Last Updated on November 16, 2020 by BVN
Leaders in every level of government will need to do their part to address eroding confidence in government, but local officials can play an important role.
By Erica L. Manuel, Special to CalMatters
Erica L. Manuel is CEO and executive director of the Institute for Local Government, firstname.lastname@example.org.
Americans’ confidence in government is at an all-time low – sadly, that’s not new information.
A September 2020 study from the Pew Research Center found that merely 20% of Americans trust the federal government. This is underscored by an article in The Atlantic released earlier in 2020 highlighting a global study that provides shocking evidence of a major decline in support of democracy – not only in the United States, but also in many other countries. In fact, global confidence in democracy has reached a historic low.
This does not bode well for our nation, our state or our local communities.
Leaders in every level of government will need to do their part to address this
trend, but local governments in particular can play a unique and important role to help stem eroding confidence in democratic institutions and principles. Cities, counties and special districts are consistently the entry point for civic engagement. This is why local government leaders have a special opportunity to rebuild trust and confidence in local representative democracy.
In the wake of contentious political races at the national and state levels, plagued by partisanship and divisiveness, civility among elected leaders – and even within our communities – is at an all-time low.
Local elected officials can and should step up and lead by example to model unity and encourage public trust and confidence. Cities statewide can view the recent election as the proverbial “reset button” and embrace changes to the composition of city councils to wipe the slate clean, maintain a focus on ethics and begin repairing the trust that has been damaged.
While elections offer an opportunity for new beginnings, maintaining civility and good governance throughout transitions and uncertainty is not easy. California communities continue to grapple with health orders related to COVID-19, immense wildfire devastation and sustained economic uncertainty. Local leaders are being tested now more than ever. A serious dose of civility in all levels of government – modeled by local leaders – will help all our communities emerge stronger after the dust settles.
Local officials in California can demonstrate and encourage civility in the local governing culture in many ways.
- Model civility.
- Develop and follow a code of conduct.
- Periodically take stock.
- Maintain a shared understanding of roles and responsibilities.
- Encourage a team mentality.
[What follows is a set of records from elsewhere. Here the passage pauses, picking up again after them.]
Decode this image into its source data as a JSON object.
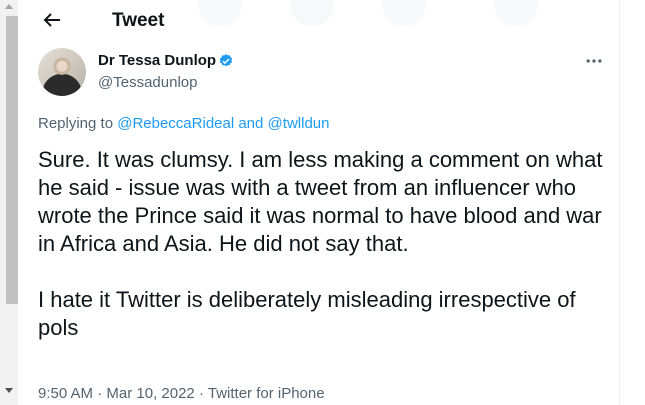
{
  "header": {
    "title": "Tweet",
    "back_icon": "arrow-left-icon"
  },
  "author": {
    "display_name": "Dr Tessa Dunlop",
    "handle": "@Tessadunlop",
    "verified": true,
    "verified_color": "#1d9bf0"
  },
  "reply": {
    "prefix": "Replying to",
    "user1": "@RebeccaRideal",
    "connector": "and",
    "user2": "@twlldun"
  },
  "tweet": {
    "paragraph1": "Sure. It was clumsy. I am less making a comment on what he said - issue was with a tweet from an influencer who wrote the Prince said it was normal to have blood and war in Africa and Asia. He did not say that.",
    "paragraph2": "I hate it Twitter is deliberately misleading irrespective of pols"
  },
  "meta": {
    "time": "9:50 AM",
    "separator": "·",
    "date": "Mar 10, 2022",
    "source": "Twitter for iPhone"
  },
  "colors": {
    "accent": "#1d9bf0",
    "text": "#0f1419",
    "secondary": "#536471"
  }
}
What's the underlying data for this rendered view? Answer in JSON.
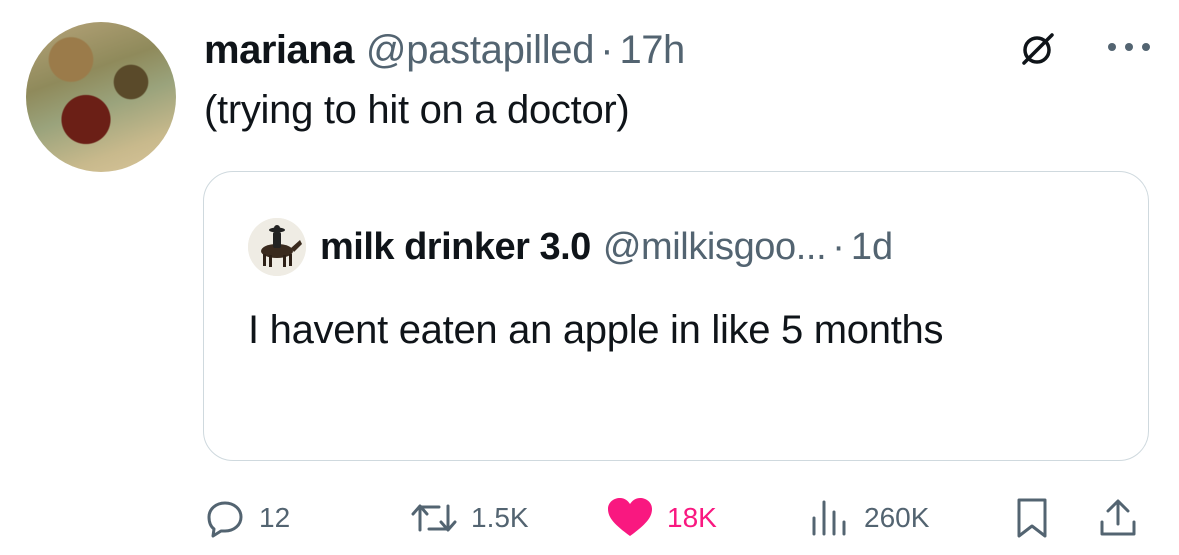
{
  "tweet": {
    "author_name": "mariana",
    "author_handle": "@pastapilled",
    "separator": "·",
    "time": "17h",
    "text": "(trying to hit on a doctor)"
  },
  "quoted_tweet": {
    "author_name": "milk drinker 3.0",
    "author_handle": "@milkisgoo...",
    "separator": "·",
    "time": "1d",
    "text": "I havent eaten an apple in like 5 months"
  },
  "actions": {
    "replies": "12",
    "reposts": "1.5K",
    "likes": "18K",
    "views": "260K"
  },
  "colors": {
    "text": "#0f1419",
    "secondary": "#536471",
    "like": "#f91880",
    "border": "#cfd9de"
  },
  "icons": [
    "grok-icon",
    "more-icon",
    "reply-icon",
    "repost-icon",
    "heart-icon",
    "views-icon",
    "bookmark-icon",
    "share-icon"
  ]
}
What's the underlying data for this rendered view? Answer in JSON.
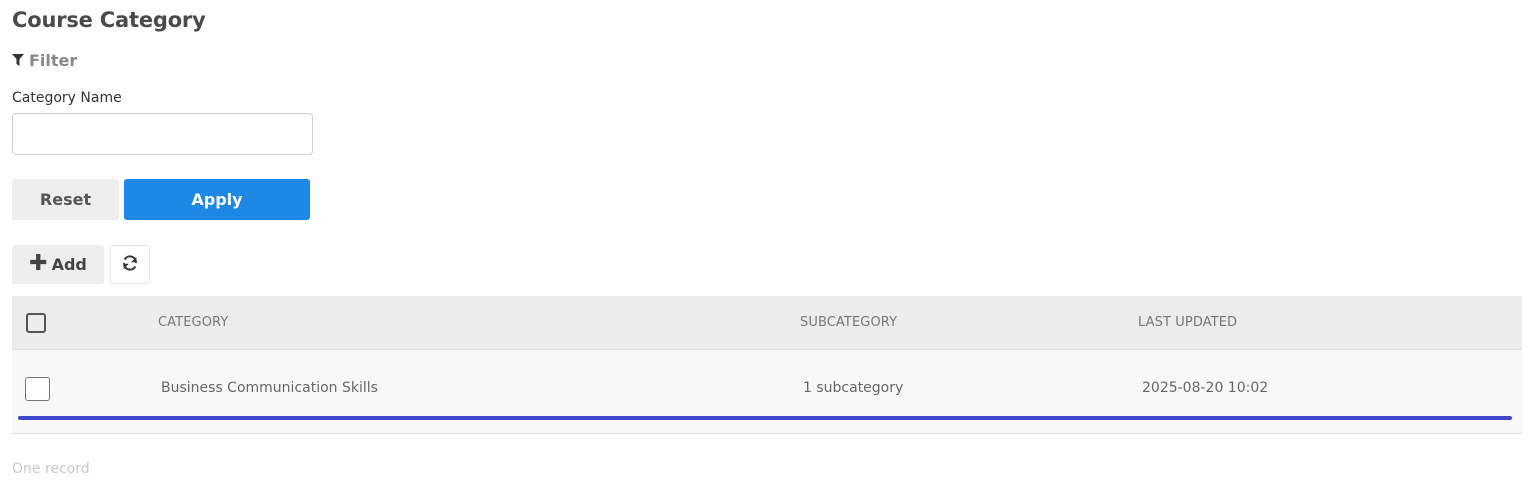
{
  "page": {
    "title": "Course Category"
  },
  "filter": {
    "toggle_label": "Filter",
    "category_name_label": "Category Name",
    "category_name_value": "",
    "category_name_placeholder": "",
    "reset_label": "Reset",
    "apply_label": "Apply"
  },
  "toolbar": {
    "add_label": "Add",
    "refresh_icon": "refresh-icon"
  },
  "table": {
    "columns": [
      "CATEGORY",
      "SUBCATEGORY",
      "LAST UPDATED"
    ],
    "rows": [
      {
        "category": "Business Communication Skills",
        "subcategory": "1 subcategory",
        "last_updated": "2025-08-20 10:02"
      }
    ]
  },
  "footer": {
    "record_count": "One record"
  },
  "colors": {
    "primary": "#1e88e5",
    "row_highlight": "#3f48cc",
    "header_bg": "#ececec"
  }
}
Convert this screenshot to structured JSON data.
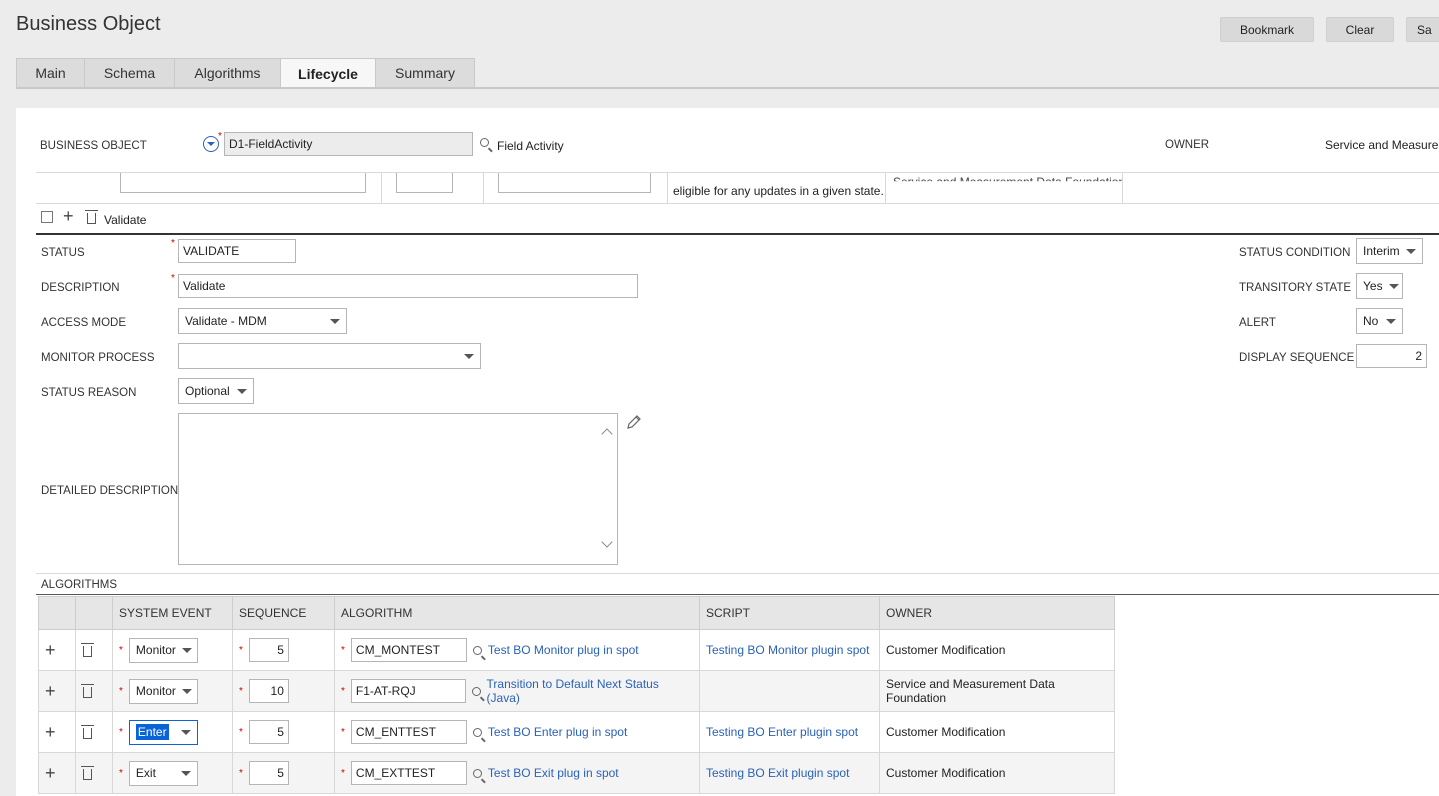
{
  "page": {
    "title": "Business Object"
  },
  "toolbar": {
    "bookmark": "Bookmark",
    "clear": "Clear",
    "save": "Sa"
  },
  "tabs": [
    "Main",
    "Schema",
    "Algorithms",
    "Lifecycle",
    "Summary"
  ],
  "header": {
    "bo_label": "BUSINESS OBJECT",
    "bo_value": "D1-FieldActivity",
    "bo_desc": "Field Activity",
    "owner_label": "OWNER",
    "owner_value": "Service and Measureme"
  },
  "prev_row": {
    "desc_fragment": "eligible for any updates in a given state.",
    "owner_fragment": "Service and Measurement Data Foundation"
  },
  "state": {
    "name": "Validate",
    "status_label": "STATUS",
    "status_value": "VALIDATE",
    "description_label": "DESCRIPTION",
    "description_value": "Validate",
    "access_mode_label": "ACCESS MODE",
    "access_mode_value": "Validate - MDM",
    "monitor_label": "MONITOR PROCESS",
    "monitor_value": "",
    "status_reason_label": "STATUS REASON",
    "status_reason_value": "Optional",
    "detailed_label": "DETAILED DESCRIPTION",
    "status_condition_label": "STATUS CONDITION",
    "status_condition_value": "Interim",
    "transitory_label": "TRANSITORY STATE",
    "transitory_value": "Yes",
    "alert_label": "ALERT",
    "alert_value": "No",
    "display_seq_label": "DISPLAY SEQUENCE",
    "display_seq_value": "2"
  },
  "algorithms": {
    "section_label": "ALGORITHMS",
    "columns": [
      "SYSTEM EVENT",
      "SEQUENCE",
      "ALGORITHM",
      "SCRIPT",
      "OWNER"
    ],
    "rows": [
      {
        "event": "Monitor",
        "seq": "5",
        "algo": "CM_MONTEST",
        "algo_desc": "Test BO Monitor plug in spot",
        "script": "Testing BO Monitor plugin spot",
        "owner": "Customer Modification"
      },
      {
        "event": "Monitor",
        "seq": "10",
        "algo": "F1-AT-RQJ",
        "algo_desc": "Transition to Default Next Status (Java)",
        "script": "",
        "owner": "Service and Measurement Data Foundation"
      },
      {
        "event": "Enter",
        "seq": "5",
        "algo": "CM_ENTTEST",
        "algo_desc": "Test BO Enter plug in spot",
        "script": "Testing BO Enter plugin spot",
        "owner": "Customer Modification"
      },
      {
        "event": "Exit",
        "seq": "5",
        "algo": "CM_EXTTEST",
        "algo_desc": "Test BO Exit plug in spot",
        "script": "Testing BO Exit plugin spot",
        "owner": "Customer Modification"
      }
    ]
  }
}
- Seek out national, state and local professional development opportunities.
- Think about how social justice, engagement and equity can be Integrated into your leadership principles.
Civil and productive discourse is a foundation of our democracy. Without it, our political institutions suffer at every level. Civility is the antithesis of personal attacks, schoolyard insults, vicious innuendo, character assassination and hate speech. Civility cannot be ordered or mandated. It is not a strategy or leadership fad. It is a philosophy that must be practiced and reinforced daily as part of a larger governing culture.
The Institute for Local Government has built a longstanding practice and a suite of resources and training around topics of effective leadership and good governance to help address some of these common challenges. Local government leaders often look for assistance in these areas, but don’t always know where to turn for help.
Despite the challenging circumstances presented by COVID-19, partisan politics and social media overload, local government leaders have the opportunity and the responsibility to enact change at the local level for the sake of their own communities.
Most of us learned in elementary school how to treat one another with kindness and empathy. Now, as adults and leaders, we need to remember those critical life lessons to bring back civility to our halls of government and reverse the declining faith in democracy we’re witnessing today.